I remember during my amateur days floor-pressing 60kg and feeling very proud of myself. Now I can do 30kg more than that and a few days ago a did a new PB of 165kg for a deadlift so I know I can handle someone like Herring. I also don't need to train during fight week because I use a method called water loading.
That means I drink seven litres of water a day from Monday through to Thursday as well as what they call a low residue diet, which basically means that it clears my gut of waste fibre and that can amount to around 3lb in weight.
I reduce my salt intake as well because that holds onto water.
Literally, you dehydrate and then after the weigh-in I can almost eat what I like, I get the carbs back into my body and on fight day I'm eating normally.
Before, I would have got to that point where muscle was being wasted so I could make the limit but not now, so Herring can be assured that when I come for his WBO super-featherweight title next month I'll be stronger and better than anyone he has faced before.
Caleb Plant defends his IBF world super-middleweight title against Caleb Truax this Saturday night and I expect him to make a big statement.
In 2017, Truax caused a big upset in London when he defeated James DeGale who then got his revenge in Vegas the following year but I don't see him causing Plant any serious problems.

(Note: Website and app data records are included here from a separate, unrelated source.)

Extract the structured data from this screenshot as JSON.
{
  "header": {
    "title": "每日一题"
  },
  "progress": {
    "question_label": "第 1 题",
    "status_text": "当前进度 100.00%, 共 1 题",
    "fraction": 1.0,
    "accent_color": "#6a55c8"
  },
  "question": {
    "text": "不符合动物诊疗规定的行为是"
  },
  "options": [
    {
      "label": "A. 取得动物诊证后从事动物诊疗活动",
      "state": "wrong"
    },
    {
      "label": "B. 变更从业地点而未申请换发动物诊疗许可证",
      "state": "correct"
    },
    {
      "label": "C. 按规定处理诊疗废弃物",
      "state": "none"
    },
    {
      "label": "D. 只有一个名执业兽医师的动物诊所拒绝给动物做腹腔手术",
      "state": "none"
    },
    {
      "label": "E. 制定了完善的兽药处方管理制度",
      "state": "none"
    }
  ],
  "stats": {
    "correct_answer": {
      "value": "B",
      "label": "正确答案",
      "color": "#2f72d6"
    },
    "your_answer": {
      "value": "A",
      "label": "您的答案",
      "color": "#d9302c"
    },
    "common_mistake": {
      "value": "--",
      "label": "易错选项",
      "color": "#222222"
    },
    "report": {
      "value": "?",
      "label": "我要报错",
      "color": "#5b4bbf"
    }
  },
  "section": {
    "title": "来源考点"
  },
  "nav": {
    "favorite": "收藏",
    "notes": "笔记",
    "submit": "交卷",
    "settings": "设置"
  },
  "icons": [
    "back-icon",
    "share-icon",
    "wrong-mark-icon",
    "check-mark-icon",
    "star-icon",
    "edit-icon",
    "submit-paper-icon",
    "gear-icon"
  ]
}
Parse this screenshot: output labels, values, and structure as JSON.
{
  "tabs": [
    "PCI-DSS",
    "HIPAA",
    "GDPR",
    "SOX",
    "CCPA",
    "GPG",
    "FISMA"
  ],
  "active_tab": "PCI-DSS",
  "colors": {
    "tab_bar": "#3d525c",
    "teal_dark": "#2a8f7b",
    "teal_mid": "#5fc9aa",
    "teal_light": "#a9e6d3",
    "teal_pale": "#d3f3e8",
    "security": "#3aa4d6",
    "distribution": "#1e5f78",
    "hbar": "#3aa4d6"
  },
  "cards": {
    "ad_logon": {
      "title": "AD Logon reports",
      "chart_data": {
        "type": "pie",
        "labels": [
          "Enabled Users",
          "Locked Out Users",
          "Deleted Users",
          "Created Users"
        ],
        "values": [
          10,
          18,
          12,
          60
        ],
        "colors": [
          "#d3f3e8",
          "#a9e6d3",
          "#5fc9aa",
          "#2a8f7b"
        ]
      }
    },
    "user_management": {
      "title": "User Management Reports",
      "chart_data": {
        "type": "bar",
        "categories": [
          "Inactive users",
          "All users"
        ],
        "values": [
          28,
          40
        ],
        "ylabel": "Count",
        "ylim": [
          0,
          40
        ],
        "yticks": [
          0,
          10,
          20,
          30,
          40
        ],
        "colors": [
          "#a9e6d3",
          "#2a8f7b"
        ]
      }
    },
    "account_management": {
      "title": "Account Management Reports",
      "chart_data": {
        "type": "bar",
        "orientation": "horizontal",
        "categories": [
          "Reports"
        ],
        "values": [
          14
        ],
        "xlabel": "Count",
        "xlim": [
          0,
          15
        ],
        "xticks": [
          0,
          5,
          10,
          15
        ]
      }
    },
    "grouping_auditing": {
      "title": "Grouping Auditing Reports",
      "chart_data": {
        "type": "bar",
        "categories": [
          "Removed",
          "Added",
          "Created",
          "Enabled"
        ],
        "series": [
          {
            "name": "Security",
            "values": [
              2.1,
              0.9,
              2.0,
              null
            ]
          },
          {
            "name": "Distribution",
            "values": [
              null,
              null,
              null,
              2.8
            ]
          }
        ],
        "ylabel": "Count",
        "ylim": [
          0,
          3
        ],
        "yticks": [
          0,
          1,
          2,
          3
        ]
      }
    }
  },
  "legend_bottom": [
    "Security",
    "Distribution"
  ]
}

Plant is one of my favourite fighters to watch at the moment and after a win here he will no doubt be looking for the big one against superstar and pound for pound No.1 Canelo Alvarez.
For me, Plant is the guy who gives Canelo the toughest fight at super-middleweight - it's one I'd love to see happen.
World-ranked super-featherweight Zelfa Barrett has been matched with my old rival Kiko Martinez next month in what could be a very intriguing fight.
Barrett is defending his IBF intercontinental title and will be hoping to push towards a world title shot this year and I think Kiko will offer a very good test for him.
Eric Donovan was giving Barrett quite a few problems before he got stopped and Kiko's style could make it uncomfortable for him. Kiko's harder to hit clean than some might think.
Moving up to super-feather may be an issue for Kiko but I still think we'll find out a bit more about Barrett after this one on February 13.
I'm delighted to see that Anto Cacace is defending his British super-featherweight title on the undercard of my world title fight with Jamel Herring next month. This should be the start of a big year for Anto.
We came through the amateur ranks together and I know that Anto has the potential to go a long way in the sport. He's defending against Leon Woodstock and when he comes through that I'd like to see him in a fight that leads to a world title shot.
There's no point in Anto hanging around domestic level, he needs to be looking at the world scene and start calling out some of the top guys in the division. He's pretty laid back but in every way he needs to really start making his case heard for some big pay days.
I was very disappointed to see that former world light-heavyweight champion Sergey Kovalev had failed a drugs test. But was I shocked to hear of another fighter being caught out? No.
Now he has been caught, it sadly casts a dark shadow over the rest of what had been a great career. It's disheartening to hear of such a top fighter failing a test and, sadly, it does make you wonder just how many more are not being caught.
I've said it before and I'll say it again, the testing has to be ramped up if we are going to rid the sport - as best we can - of drug cheats.